So you’re switching your dog to a raw diet. Congratulations!
You might be wondering, how much raw meat should I feed my dog per day?
The general rule of thumb is to feed the dog 2 to 3 percent of her ideal adult body weight. Then, adjust accordingly if she starts to seem too thin, too hungry or too fat. Some dogs will naturally require more or less food depending on their genetics, age, health, activity levels and other factors.
As an example, my dog Ace weighs about 68 pounds, and he is a healthy weight. Two percent of 68 pounds is about 1.3 pounds, which is indeed about what he eats per day.
I don’t actually measure my dog’s food anymore, but I initially used the 2 percent rule to get a general idea on how much to feed him.
Since I’ve been feeding him raw dog food for awhile, I have a pretty good idea how much to feed just by looking at the food. Every meal does not have to be measured perfectly.
Commercial raw dog food is often measured in 8-ounce patties. Sixteen ounces equals one pound, so my dog would need a little more than 2.5 patties per day.
Commercial raw dog food is much more convenient than making it yourself, but it is also more expensive. Check out my post on affordable raw dog food ideas for tips to save money on raw dog food. And here is our article on our favorite raw dog food brands.
If your brain hurts from trying to calculate all this, here is a basic equation you can use to figure out the amount of raw dog food your pup needs per day in ounces:
Take your dog’s ideal adult weight in pounds and multiply it by 16 to get your dog’s weight in ounces. (For Ace that would be 68 pounds x 16 = 1088 ounces.)

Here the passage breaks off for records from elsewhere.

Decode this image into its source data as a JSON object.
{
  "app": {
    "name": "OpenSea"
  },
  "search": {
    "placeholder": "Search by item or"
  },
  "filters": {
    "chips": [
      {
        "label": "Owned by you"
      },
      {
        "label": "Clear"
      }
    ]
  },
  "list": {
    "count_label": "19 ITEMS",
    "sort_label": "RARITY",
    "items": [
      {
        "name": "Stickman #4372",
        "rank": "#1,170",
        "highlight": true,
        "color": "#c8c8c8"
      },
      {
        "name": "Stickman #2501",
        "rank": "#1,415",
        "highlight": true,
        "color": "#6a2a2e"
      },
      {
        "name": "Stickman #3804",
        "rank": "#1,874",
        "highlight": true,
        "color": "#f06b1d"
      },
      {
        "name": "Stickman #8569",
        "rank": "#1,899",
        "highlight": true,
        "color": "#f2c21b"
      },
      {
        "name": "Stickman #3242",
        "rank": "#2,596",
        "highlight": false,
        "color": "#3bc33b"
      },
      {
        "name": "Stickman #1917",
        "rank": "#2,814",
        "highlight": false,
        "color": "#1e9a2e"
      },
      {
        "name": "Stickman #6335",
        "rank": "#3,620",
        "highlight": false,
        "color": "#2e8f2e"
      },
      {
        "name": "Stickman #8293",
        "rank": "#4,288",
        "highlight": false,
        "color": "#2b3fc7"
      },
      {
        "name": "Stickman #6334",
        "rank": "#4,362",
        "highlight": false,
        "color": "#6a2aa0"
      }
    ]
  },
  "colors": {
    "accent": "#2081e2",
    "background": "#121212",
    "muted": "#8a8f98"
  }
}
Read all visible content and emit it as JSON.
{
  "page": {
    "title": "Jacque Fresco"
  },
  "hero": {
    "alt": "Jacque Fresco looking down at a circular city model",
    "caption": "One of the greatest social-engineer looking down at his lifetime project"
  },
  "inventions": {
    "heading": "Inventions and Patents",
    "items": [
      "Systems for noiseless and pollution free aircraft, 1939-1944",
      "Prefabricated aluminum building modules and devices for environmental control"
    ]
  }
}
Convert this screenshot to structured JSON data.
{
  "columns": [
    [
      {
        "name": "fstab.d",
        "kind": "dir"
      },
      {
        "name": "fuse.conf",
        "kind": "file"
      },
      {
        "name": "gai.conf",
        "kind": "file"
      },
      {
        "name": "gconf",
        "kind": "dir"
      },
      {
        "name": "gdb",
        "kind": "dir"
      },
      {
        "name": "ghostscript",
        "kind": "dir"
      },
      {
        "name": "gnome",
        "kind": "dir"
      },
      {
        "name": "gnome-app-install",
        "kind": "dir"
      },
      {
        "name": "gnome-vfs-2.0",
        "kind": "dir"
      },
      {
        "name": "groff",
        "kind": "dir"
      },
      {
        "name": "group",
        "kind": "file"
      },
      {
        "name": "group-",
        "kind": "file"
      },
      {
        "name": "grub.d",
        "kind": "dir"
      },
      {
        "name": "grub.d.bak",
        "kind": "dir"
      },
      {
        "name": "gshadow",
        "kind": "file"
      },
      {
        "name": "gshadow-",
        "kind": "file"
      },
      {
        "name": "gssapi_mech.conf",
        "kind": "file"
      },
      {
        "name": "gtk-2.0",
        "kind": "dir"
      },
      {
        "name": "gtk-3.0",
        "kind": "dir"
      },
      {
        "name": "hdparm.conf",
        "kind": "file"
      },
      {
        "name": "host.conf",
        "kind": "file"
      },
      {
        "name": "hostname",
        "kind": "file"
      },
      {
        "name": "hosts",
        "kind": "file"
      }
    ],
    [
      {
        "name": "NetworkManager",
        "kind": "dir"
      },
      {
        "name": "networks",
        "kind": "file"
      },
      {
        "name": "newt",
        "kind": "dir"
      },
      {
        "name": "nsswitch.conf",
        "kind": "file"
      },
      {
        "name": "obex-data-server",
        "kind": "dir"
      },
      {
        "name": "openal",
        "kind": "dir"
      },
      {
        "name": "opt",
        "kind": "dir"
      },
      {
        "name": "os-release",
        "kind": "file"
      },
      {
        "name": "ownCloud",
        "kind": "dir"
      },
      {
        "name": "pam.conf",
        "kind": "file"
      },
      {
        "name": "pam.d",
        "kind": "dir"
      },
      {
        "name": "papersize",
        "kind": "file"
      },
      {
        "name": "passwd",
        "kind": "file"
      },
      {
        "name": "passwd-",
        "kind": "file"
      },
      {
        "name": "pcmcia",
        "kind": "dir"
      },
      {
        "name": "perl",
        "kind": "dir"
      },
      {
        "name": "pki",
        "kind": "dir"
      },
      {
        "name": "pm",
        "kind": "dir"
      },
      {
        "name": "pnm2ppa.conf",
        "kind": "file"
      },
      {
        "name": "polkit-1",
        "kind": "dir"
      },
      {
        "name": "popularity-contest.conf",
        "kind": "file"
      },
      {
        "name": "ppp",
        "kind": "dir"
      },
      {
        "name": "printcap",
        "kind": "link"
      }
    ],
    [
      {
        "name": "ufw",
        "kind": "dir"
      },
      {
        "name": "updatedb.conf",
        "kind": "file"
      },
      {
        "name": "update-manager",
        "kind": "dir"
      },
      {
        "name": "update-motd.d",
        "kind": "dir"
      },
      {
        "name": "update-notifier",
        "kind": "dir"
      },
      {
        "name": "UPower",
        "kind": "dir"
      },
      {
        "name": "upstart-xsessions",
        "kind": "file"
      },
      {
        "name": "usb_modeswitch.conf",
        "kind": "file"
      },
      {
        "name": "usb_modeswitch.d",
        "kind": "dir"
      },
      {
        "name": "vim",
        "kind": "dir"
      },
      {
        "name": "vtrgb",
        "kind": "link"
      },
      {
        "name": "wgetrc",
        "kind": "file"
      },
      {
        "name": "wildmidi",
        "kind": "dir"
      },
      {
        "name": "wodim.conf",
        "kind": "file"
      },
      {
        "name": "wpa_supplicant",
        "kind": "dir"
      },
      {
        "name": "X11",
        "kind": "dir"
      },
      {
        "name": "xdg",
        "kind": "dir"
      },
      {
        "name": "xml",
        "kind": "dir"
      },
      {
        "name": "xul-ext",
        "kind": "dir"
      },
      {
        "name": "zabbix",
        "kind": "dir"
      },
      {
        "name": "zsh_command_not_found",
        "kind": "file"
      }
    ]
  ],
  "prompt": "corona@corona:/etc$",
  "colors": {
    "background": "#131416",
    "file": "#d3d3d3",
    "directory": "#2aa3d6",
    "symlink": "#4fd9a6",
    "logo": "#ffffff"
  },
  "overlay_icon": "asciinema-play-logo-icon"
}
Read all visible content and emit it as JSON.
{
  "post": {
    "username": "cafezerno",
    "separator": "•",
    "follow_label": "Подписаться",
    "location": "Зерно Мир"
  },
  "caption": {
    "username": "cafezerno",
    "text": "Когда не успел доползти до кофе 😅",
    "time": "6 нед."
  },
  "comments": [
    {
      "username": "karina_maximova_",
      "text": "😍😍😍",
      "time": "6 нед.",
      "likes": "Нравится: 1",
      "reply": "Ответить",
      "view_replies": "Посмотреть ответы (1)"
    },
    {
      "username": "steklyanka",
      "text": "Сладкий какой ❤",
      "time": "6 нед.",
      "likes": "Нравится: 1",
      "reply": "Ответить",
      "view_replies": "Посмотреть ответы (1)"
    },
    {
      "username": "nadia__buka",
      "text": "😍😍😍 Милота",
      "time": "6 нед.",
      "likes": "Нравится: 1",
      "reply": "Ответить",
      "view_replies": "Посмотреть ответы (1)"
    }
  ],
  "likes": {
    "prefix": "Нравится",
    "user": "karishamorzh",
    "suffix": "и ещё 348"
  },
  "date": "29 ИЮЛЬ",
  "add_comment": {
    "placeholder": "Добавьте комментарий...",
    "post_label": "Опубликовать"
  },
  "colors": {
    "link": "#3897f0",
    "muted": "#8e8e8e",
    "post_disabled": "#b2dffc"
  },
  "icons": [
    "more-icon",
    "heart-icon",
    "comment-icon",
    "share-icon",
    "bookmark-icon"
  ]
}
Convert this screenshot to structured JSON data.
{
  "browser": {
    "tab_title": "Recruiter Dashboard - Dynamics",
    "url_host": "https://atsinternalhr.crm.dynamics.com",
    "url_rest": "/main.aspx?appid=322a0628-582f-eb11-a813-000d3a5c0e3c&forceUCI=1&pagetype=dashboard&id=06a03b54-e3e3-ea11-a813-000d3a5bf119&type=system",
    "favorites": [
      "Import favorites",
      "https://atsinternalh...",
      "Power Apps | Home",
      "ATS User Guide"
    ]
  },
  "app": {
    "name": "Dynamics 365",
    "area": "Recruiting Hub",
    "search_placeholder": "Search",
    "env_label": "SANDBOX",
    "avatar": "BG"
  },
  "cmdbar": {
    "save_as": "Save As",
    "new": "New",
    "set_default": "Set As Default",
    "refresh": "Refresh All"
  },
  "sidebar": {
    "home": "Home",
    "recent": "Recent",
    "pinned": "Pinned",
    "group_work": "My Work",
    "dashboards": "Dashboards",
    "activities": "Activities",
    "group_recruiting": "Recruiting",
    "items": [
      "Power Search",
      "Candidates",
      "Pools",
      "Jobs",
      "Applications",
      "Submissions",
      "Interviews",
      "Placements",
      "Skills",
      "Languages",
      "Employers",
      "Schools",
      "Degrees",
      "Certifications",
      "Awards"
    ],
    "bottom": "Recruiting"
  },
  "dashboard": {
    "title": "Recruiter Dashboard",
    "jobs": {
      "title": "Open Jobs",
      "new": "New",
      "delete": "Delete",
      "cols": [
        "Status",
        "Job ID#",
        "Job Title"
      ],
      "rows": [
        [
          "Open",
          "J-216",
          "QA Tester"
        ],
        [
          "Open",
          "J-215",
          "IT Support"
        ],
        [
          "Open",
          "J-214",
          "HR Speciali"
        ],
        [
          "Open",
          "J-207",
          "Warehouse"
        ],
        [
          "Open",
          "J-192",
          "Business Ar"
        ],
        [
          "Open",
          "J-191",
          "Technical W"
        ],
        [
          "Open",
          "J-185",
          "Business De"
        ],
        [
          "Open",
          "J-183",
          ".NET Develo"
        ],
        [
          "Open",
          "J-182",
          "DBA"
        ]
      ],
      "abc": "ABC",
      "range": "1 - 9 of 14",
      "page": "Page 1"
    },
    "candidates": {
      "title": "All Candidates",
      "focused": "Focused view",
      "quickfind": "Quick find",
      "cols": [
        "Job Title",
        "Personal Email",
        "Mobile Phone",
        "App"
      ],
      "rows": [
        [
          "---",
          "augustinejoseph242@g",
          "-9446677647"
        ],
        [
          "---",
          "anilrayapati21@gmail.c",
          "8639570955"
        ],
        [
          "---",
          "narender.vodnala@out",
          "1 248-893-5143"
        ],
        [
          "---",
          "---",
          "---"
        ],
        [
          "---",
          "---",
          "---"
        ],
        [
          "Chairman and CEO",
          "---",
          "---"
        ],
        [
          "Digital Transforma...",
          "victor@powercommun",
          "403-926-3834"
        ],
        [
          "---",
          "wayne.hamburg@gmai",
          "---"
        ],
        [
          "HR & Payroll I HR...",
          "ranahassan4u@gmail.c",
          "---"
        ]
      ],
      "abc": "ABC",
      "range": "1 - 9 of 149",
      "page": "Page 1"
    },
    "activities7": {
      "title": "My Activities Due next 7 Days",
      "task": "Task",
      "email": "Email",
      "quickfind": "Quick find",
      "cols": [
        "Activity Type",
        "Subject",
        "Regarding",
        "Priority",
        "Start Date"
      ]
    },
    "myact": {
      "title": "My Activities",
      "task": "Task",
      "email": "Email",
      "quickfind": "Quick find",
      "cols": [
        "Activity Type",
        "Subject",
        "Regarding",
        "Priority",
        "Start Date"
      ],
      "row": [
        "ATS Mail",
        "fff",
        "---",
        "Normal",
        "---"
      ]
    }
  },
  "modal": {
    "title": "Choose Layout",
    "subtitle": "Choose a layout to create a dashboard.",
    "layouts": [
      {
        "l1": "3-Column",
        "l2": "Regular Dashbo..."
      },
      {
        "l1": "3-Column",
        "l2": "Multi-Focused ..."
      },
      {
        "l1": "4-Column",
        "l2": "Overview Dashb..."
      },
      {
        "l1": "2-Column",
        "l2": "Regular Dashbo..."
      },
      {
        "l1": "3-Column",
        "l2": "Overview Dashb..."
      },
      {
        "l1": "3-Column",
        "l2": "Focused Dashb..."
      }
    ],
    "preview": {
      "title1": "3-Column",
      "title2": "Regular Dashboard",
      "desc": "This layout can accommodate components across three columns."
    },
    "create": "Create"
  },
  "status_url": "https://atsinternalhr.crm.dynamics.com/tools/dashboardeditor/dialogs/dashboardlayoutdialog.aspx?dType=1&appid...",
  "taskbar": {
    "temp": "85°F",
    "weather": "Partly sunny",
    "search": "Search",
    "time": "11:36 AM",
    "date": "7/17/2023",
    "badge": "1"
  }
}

Take your dog’s weight in ounces and multiply it by .02 to get an estimate of the amount of food she should eat per day in ounces, assuming she needs to eat around 2 percent of her weight. (For Ace, that’s 1088 x .02 = 21.76 ounces.)
I like to keep my dog lean, so I try to feed him the minimum amount each day for him to maintain his weight, and he generally does eat about 1.3 pounds of raw dog food per day. Obviously if you have an underweight dog, a puppy or a pregnant dog you are going to want to feed more than 2 or 3 percent of her weight. Check with a vet if you are not sure.
For more info, see our post: Raw dog food for beginners
How much of my dog’s raw diet should be meat/bones/fat/organs?
If you’re following a “whole prey raw diet,” meaning a diet of mostly animal products, the general rule of thumb is 80 percent muscle meat, 10 percent organ meat (half of that should be liver) and 10 percent bone. This is pretty standard and agreed upon by most raw feeders.
If you are feeding a diet that includes fruits and veggies and maybe even some grain (barf diet recipes), you would adjust the percentages a bit, so it might be more like 70 percent meat, 10 percent organs, 10 percent bone and 10 percent vegetation. This is roughly what my dog eats.
There is disagreement on whether dogs need fruits or veggies in their diets. My belief is that fruits and veggies can’t hurt. While I’m not overly concerned about what fruits and veggies my dog eats, I do try to feed them every day in small quantities for a variety of nutrients.
I’m actually more concerned about the quality and variety of meat products my dog eats and making sure he gets enough fat, organ meat, calcium and so on.
Do I need to include any supplements in my dog’s raw food?
For added nutrients, you could give your dog a daily multi vitamin. Ideally, your dog shouldn’t need a vitamin because she should be getting all the necessary nutrients from her raw diet. But, as with humans, sometimes it’s just easier not to worry about it and just take a daily vitamin. It can’t hurt. Or, at the very least, give your dog a vitamin every couple of days or once per week.
I give my dog a fish oil tablet most days for the omega 3s. Everything I’ve read about fish oil for dogs says it is beneficial and helps to balance out the omega 6s found in supermarket meats such as raw beef. I take a fish oil tablet myself most days.
“EPA and DHA, the omega-3 fatty acids in fish oil, provide widespread benefits,” according to Mary Straus in an article “The Benefits of Fish Oil to Your Dog’s Health” in the September 2012 issue of “The Whole Dog Journal.”
According to the article, some of the benefits of fish oil for dogs include weight loss for overweight dogs, a healthier coat and healthier skin, reduced joint pain, reduced allergies, a healthier immune system and lower blood pressure.
If you feed your dog a homemade raw or cooked diet, what are some foods you feed?
Raw dog food guide and recipes
If you would like more information on feeding raw dog food, you will find my ebook helpful. The cost is $9 and it goes over everything you need to know about raw feeding.